A neck-and-neck competition for the Bears' backup quarterback position between Jimmy Clausen and Jordan Palmer ended Sunday when Palmer's contract was terminated.
A day later, coach Marc Trestman explained that while both performed at a consistent level, Clausen won the battle primarily because he's younger and has more NFL experience.
In three preseason games, Clausen has completed 24 of 37 passes for 280 yards with two touchdowns, one interception and a 94.4 passer rating, while Palmer has connected on 21 of 30 passes for 225 yards with 1 TD, 1 interception and an 88.9 rating.
Clausen, who will turn 27 next month, has appeared in 13 NFL games with 10 starts—all in 2010 during his rookie season with the Carolina Panthers. Palmer, 30, has played in four games with no starts—all from 2008-10 with the Cincinnati Bengals. Neither has thrown a pass in a regular-season game since 2010.
Clausen was selected by the Panthers in the second round of the 2010 draft out of Notre Dame. As a rookie, he completed 157 of 299 passes for 1,558 yards with three touchdowns, nine interceptions and a 58.4 passer rating while being sacked 33 times.
Trestman was impressed with the leadership that Clausen displayed as a rookie and how he dealt with adversity.
"He stood up tall through a lot of tough times in Carolina and gained the respect of his teammates and the team there with the way he handled himself in a very difficult year," Trestman said. "He went through a lot of adversity. Jimmy started out a rough go. He was put into a starting position. He was knocked all over the place, took a lot of hits, and continued to stand tall and try to help his football team win. That's only going to help him."
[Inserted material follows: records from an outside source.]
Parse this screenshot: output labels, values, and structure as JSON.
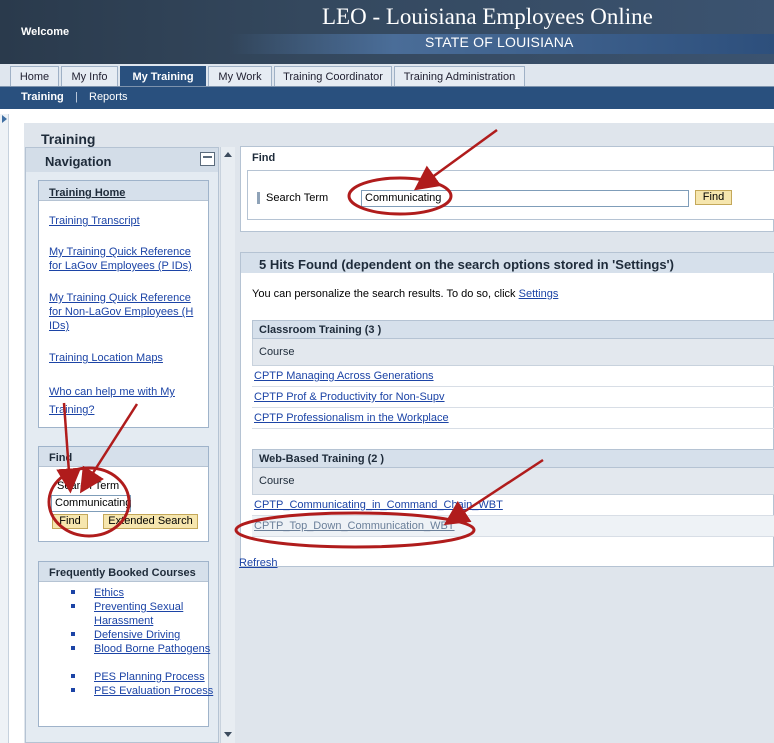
{
  "header": {
    "welcome": "Welcome",
    "title": "LEO - Louisiana Employees Online",
    "subtitle": "STATE OF LOUISIANA"
  },
  "top_nav": {
    "tabs": [
      {
        "label": "Home",
        "active": false
      },
      {
        "label": "My Info",
        "active": false
      },
      {
        "label": "My Training",
        "active": true
      },
      {
        "label": "My Work",
        "active": false
      },
      {
        "label": "Training Coordinator",
        "active": false
      },
      {
        "label": "Training Administration",
        "active": false
      }
    ]
  },
  "sub_nav": {
    "items": [
      "Training",
      "Reports"
    ],
    "separator": "|"
  },
  "page": {
    "title": "Training"
  },
  "navigation": {
    "title": "Navigation",
    "training_home": {
      "heading": "Training Home",
      "links": [
        "Training Transcript",
        "My Training Quick Reference for LaGov Employees (P IDs)",
        "My Training Quick Reference for Non-LaGov Employees (H IDs)",
        "Training Location Maps",
        "Who can help me with My Training?"
      ]
    },
    "find": {
      "heading": "Find",
      "search_label": "Search Term",
      "search_value": "Communicating",
      "find_button": "Find",
      "extended_button": "Extended Search"
    },
    "frequently_booked": {
      "heading": "Frequently Booked Courses",
      "courses": [
        "Ethics",
        "Preventing Sexual Harassment",
        "Defensive Driving",
        "Blood Borne Pathogens",
        "PES Planning Process",
        "PES Evaluation Process"
      ]
    }
  },
  "main": {
    "find": {
      "heading": "Find",
      "search_label": "Search Term",
      "search_value": "Communicating",
      "find_button": "Find"
    },
    "results": {
      "heading": "5 Hits Found (dependent on the search options stored in 'Settings')",
      "note": "You can personalize the search results. To do so, click",
      "settings_link": "Settings",
      "groups": [
        {
          "title": "Classroom Training (3 )",
          "column": "Course",
          "rows": [
            "CPTP Managing Across Generations",
            "CPTP Prof & Productivity for Non-Supv",
            "CPTP Professionalism in the Workplace"
          ]
        },
        {
          "title": "Web-Based Training (2 )",
          "column": "Course",
          "rows": [
            "CPTP_Communicating_in_Command_Chain_WBT",
            "CPTP_Top_Down_Communication_WBT"
          ]
        }
      ]
    },
    "refresh": "Refresh"
  },
  "colors": {
    "header_bg": "#2a3a4c",
    "nav_active": "#29507e",
    "link": "#1c44a6",
    "button": "#f6e6ae",
    "annotation": "#b01c1c"
  },
  "icons": [
    "minimize-icon",
    "scroll-up-icon",
    "scroll-down-icon",
    "expand-arrow-icon"
  ]
}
After sitting out last season with a shoulder injury he sustained in the Panthers' preseason finale, Clausen signed with the Bears June 5. At a disadvantage due to his late arrival, Clausen made up for lost time by spending nights and weekends with his playbook.
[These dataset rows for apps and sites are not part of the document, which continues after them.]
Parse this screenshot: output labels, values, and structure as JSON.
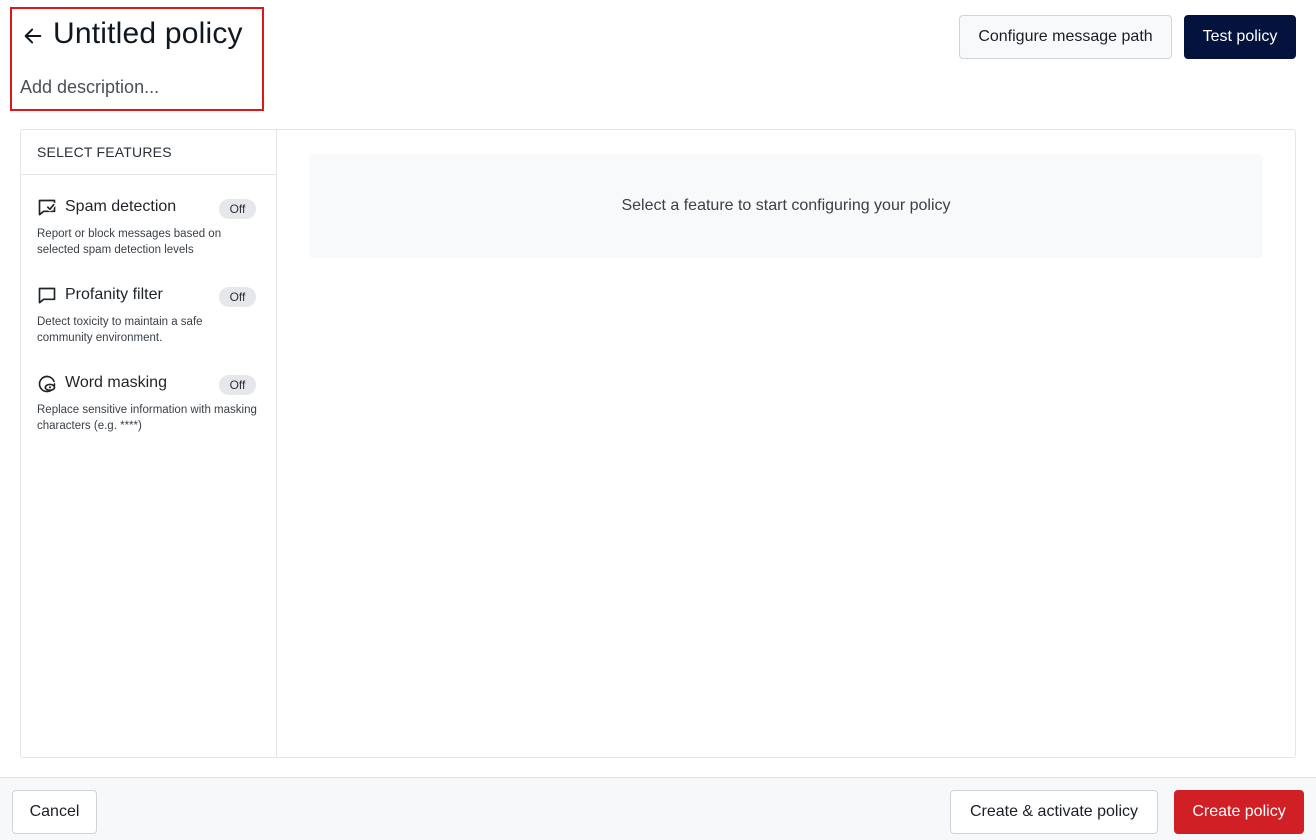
{
  "header": {
    "title": "Untitled policy",
    "description_placeholder": "Add description...",
    "back_icon": "arrow-left-icon"
  },
  "actions": {
    "configure_message_path": "Configure message path",
    "test_policy": "Test policy"
  },
  "sidebar": {
    "heading": "SELECT FEATURES",
    "features": [
      {
        "name": "Spam detection",
        "status": "Off",
        "description": "Report or block messages based on selected spam detection levels",
        "icon": "message-check-icon"
      },
      {
        "name": "Profanity filter",
        "status": "Off",
        "description": "Detect toxicity to maintain a safe community environment.",
        "icon": "message-square-icon"
      },
      {
        "name": "Word masking",
        "status": "Off",
        "description": "Replace sensitive information with masking characters (e.g. ****)",
        "icon": "eye-mask-icon"
      }
    ]
  },
  "main": {
    "empty_state": "Select a feature to start configuring your policy"
  },
  "footer": {
    "cancel": "Cancel",
    "create_and_activate": "Create & activate policy",
    "create": "Create policy"
  },
  "colors": {
    "primary_dark": "#03133d",
    "danger": "#d11f26",
    "highlight_border": "#e0161b"
  }
}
"I studied really hard when I first got here," Clausen said. "I was playing catch-up and I was playing catch-up when I was back home getting ready for training camp. I grasped the offense pretty well, but I'm still a long ways away from where I want to get to."
Digesting the terminology in the Bears offense was the most difficult challenge.
"Concepts are the same since high school and college until now," Clausen said. "But learning a whole different language in a month-and-a-half is pretty tough. I've just got to grind it out every day; spending hours studying, going over flash cards, just trying to memorize formations and plays and concepts and get all the old stuff out of my head and get this stuff ingrained."
Trestman credits Clausen's work ethic with helping him make a smooth transition.
"He's worked very hard to get in this place," Trestman said. "He came in here and really worked hard to learn this offense; spent a lot of time. He's extremely detailed. I think that really helped him get up to speed quickly to be part of this competition with Jordan."
Clausen doesn't intend to stop working so hard just because the Bears released his main competition for the backup position behind Jay Cutler. He knows that anything can happen in the NFL.
"It's good that the coaches have the confidence in me to name me the No. 2 behind Jay. But we've got a long ways to go. With free agency and the waiver wire and trades and this that, there's so much going on in the league you've just got to keep going out and competing each and every day. You have clarity that you're the No. 2 guy [for now]. But it doesn't change my mindset."